Would You Like Fries With Your First Amendment
A recent case from the United States Court of Appeals for the Fourth Circuit provides one more example of how social media may or may not fit neatly into traditional legal analysis. And more to the point, can a state regulatory board tell a blogger what he can and can’t say?
Steve Cooksey is a blogger who was once rushed to an emergency room on the verge of a diabetic coma. He was diagnosed with Type II diabetes and advised to adopt a low fat, high carbohydrate diet. Cooksey, however, had other ideas, and opted for the “Paleolithic Diet.” The Paleolithic Diet features foods high in fat and low in carbs. It is similar to the diet of humans living in the Stone Age. Here is some rare video of the diet in action.
Cooksey achieved remarkable results with his diet, and became an advocate for it. He created a Web site — http://www.diabetes-warrior.net/. He used the site to talk about his lifestyle changes, and included personal meal plans and favorite recipes. He included a disclaimer making it clear that he was not a licensed medical professional and had no formal medical education or any dietary qualifications.
Cooksey’s readership swelled (no pun intended) to 2,000 unique visitors.

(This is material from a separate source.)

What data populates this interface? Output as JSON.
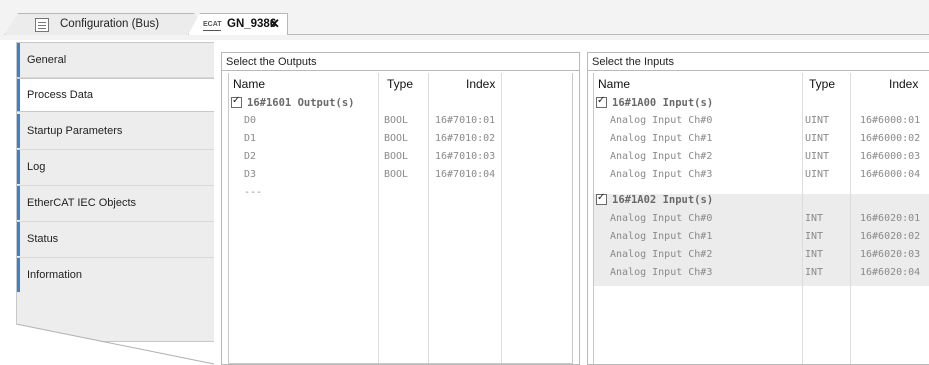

The site included an advice q/a section, with Cooksey responding to readers’ questions; a free “mentoring” section, where readers would post stories about their own experiences, to which Cooksey would respond; and a fee-based “Life Coaching” service. In exchange for the fee, Cooksey offered individualized support and advice. The fee entitled subscribers to a set number of monthly interactions.
At some point, after he spoke at a public forum, someone reported Cooksey to North Carolina’s State Board of Dietetics/Nutrition. After going back and forth with the Board, Cooksey ultimately took down his fee-based service because in the Board’s view that constituted the unlicensed practice of dietetics. The Board also sent Cooksey printouts of his Web site, marking with a red pen those portions that needed to be removed. (Is it hard to use a pen with such a heavy hand? Just wondering). Cooksey brought his site into compliance with the Board’s demands, which led the Board to send a letter informing that it was closing its investigation, but reserving the right to monitor the site going forward.
Cooksey apparently, finally had enough with the nice guy routine, and he filed suit in federal district court claiming that the Board’s actions violated his First Amendment rights. But the district court, noting that Cooksey had not actually been disciplined by the Board, dismissed the suit, concluding that Cooksey lacked standing to bring the action. In non-legal circles this is known as “no harm/no foul.”
But the appellate court disagreed. It noted that the Board’s actions caused Cooksey to engage in self-censorship. In the appellate court’s view, this constituted a “credible” injury that was neither “imaginary or speculative.” It sent the case back to the district court and directed it to decide the case on the merits.
According to Cooksey, he fought the law and he won. And that is sort of true. He certainly won the preliminary battle. But all that means is the court needs to hear his case. The question remains whether a state board can limit the speech of a blogger who is not passing himself off as a licensed expert. It will be interesting to see how it shakes it out. This may come down to a question of whether Cooksey’s site is commercial speech or not. If it is, the state is more likely to prevail, because typically protections for commercial speech are less than for non-commercial speech. Commercial speech is speech that “proposes a transaction.” The fee-based service may fall into that category, but the rest of the Web site likely will not. We will see.
But I wonder if Cooksey will retain this guy to represent him.